*** EXTRACTED MATERIAL ***
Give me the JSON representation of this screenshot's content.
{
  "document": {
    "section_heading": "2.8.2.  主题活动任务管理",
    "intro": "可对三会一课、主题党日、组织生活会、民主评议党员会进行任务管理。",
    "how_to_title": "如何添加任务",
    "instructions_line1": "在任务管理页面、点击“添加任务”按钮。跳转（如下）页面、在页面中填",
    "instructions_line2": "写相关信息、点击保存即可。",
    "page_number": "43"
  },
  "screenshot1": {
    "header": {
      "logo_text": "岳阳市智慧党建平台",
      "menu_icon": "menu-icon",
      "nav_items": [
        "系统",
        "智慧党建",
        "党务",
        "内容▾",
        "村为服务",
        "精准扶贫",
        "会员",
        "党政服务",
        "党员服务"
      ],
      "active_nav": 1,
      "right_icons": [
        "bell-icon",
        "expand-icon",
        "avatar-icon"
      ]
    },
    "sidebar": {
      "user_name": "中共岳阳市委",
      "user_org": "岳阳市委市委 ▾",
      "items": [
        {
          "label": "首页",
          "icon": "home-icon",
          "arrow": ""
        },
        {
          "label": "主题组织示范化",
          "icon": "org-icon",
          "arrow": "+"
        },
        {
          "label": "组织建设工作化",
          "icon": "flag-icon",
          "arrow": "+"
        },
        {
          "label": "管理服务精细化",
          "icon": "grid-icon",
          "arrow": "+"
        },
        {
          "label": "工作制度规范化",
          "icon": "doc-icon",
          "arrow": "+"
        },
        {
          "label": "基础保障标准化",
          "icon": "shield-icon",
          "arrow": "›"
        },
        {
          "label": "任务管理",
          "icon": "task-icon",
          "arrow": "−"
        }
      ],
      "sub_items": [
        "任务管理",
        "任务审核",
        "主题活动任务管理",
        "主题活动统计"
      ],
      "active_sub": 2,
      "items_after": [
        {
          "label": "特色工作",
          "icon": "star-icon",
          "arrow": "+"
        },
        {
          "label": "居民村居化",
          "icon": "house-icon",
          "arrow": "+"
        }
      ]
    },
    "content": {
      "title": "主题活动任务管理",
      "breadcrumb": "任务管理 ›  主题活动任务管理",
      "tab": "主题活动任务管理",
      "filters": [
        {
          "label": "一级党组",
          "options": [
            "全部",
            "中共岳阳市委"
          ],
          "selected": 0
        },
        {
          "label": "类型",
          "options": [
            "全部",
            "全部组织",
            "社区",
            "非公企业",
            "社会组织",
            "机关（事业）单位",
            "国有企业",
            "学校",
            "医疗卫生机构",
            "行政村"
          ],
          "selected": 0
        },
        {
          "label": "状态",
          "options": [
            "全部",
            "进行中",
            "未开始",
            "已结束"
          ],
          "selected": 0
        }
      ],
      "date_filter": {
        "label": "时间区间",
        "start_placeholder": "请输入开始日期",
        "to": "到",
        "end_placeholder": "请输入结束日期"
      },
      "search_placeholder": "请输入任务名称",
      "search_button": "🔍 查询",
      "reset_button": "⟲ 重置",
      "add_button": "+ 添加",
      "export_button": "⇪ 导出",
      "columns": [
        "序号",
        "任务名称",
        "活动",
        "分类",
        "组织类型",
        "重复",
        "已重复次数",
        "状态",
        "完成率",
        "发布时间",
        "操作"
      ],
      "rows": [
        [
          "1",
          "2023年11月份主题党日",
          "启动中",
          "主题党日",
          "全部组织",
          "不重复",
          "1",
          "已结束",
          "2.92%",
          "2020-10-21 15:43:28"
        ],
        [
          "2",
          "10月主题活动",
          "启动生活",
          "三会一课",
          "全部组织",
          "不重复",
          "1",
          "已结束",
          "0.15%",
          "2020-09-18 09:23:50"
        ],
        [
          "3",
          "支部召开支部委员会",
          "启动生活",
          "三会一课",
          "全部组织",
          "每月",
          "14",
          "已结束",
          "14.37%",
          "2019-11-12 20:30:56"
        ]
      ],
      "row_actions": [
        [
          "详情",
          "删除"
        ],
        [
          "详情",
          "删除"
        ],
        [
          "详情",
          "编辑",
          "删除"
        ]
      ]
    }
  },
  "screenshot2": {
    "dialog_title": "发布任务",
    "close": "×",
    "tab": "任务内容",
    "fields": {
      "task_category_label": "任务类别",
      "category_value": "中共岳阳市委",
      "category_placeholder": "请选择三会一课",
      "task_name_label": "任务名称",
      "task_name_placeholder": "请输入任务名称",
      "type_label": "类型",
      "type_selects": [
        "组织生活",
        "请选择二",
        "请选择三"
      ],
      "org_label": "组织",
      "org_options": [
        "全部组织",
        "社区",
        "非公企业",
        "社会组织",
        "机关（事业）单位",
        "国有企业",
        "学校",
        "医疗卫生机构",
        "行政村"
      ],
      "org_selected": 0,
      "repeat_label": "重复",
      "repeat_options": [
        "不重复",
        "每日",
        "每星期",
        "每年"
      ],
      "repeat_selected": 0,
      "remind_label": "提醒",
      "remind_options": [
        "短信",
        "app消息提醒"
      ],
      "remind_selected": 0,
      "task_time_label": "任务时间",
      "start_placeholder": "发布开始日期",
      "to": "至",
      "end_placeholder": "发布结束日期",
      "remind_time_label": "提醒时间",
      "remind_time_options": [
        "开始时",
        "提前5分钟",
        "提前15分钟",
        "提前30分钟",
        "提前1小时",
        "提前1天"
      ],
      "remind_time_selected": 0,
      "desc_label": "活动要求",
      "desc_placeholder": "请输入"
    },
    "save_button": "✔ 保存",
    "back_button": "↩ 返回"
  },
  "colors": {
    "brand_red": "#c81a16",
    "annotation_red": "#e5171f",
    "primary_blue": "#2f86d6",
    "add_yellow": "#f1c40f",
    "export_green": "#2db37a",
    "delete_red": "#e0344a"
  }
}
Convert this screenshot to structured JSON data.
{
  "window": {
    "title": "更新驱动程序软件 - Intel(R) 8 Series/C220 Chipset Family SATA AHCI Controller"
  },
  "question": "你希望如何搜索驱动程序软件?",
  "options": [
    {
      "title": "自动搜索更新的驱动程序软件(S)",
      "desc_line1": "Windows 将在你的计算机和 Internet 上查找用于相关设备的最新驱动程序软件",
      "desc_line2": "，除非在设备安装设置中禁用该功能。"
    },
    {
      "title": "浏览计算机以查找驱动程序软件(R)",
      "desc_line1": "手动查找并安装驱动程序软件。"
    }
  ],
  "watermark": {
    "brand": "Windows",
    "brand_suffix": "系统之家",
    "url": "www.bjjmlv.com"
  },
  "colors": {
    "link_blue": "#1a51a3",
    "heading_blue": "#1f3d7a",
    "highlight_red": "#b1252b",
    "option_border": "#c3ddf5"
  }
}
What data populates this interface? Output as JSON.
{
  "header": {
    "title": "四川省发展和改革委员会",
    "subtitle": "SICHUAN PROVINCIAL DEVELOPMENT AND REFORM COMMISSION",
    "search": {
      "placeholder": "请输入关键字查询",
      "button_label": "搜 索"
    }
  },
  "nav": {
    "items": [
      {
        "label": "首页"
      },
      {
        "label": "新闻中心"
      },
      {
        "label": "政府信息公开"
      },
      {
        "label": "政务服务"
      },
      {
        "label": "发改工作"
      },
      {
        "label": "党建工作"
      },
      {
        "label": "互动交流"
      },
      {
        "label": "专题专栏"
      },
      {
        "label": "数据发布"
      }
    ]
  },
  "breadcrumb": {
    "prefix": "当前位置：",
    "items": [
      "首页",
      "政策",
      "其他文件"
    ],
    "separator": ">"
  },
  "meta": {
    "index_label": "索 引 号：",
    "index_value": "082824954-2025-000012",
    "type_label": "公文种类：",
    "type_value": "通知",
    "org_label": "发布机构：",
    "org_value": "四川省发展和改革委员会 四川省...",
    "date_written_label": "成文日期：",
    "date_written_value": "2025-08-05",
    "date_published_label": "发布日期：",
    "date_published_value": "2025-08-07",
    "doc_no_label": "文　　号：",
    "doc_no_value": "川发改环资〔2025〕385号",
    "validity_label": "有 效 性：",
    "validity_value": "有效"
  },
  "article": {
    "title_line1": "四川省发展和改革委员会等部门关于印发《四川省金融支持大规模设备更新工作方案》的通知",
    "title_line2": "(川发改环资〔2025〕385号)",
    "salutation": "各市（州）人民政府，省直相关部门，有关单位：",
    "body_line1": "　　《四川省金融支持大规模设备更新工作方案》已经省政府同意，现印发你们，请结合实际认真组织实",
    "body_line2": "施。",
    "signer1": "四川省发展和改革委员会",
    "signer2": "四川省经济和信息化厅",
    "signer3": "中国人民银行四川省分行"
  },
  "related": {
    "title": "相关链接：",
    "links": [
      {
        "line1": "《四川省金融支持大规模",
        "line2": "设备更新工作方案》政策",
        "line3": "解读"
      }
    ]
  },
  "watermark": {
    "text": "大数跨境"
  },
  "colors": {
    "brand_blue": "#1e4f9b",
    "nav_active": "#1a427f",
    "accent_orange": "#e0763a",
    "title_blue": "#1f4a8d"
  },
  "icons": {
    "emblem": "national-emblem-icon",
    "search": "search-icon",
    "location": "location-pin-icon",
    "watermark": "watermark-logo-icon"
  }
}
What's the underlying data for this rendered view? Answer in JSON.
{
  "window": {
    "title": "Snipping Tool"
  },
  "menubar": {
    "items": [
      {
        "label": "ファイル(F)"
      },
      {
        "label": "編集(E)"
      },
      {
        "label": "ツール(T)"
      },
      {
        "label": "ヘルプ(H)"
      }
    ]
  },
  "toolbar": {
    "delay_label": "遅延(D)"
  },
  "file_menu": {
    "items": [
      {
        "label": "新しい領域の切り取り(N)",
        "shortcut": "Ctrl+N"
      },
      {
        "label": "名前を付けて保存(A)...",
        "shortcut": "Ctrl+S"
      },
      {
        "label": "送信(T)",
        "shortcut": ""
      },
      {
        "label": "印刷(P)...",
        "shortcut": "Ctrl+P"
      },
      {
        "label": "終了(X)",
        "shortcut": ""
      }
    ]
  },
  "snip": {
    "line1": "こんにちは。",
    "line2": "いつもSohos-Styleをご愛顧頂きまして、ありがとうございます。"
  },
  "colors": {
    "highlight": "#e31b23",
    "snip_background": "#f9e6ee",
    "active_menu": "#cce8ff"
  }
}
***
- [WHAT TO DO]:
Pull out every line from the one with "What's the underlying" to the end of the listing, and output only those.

- [EXERCISE SOLUTION]:
What's the underlying data for this rendered view? Answer in JSON.
{
  "window": {
    "title": "Snipping Tool"
  },
  "menubar": {
    "items": [
      {
        "label": "ファイル(F)"
      },
      {
        "label": "編集(E)"
      },
      {
        "label": "ツール(T)"
      },
      {
        "label": "ヘルプ(H)"
      }
    ]
  },
  "toolbar": {
    "delay_label": "遅延(D)"
  },
  "file_menu": {
    "items": [
      {
        "label": "新しい領域の切り取り(N)",
        "shortcut": "Ctrl+N"
      },
      {
        "label": "名前を付けて保存(A)...",
        "shortcut": "Ctrl+S"
      },
      {
        "label": "送信(T)",
        "shortcut": ""
      },
      {
        "label": "印刷(P)...",
        "shortcut": "Ctrl+P"
      },
      {
        "label": "終了(X)",
        "shortcut": ""
      }
    ]
  },
  "snip": {
    "line1": "こんにちは。",
    "line2": "いつもSohos-Styleをご愛顧頂きまして、ありがとうございます。"
  },
  "colors": {
    "highlight": "#e31b23",
    "snip_background": "#f9e6ee",
    "active_menu": "#cce8ff"
  }
}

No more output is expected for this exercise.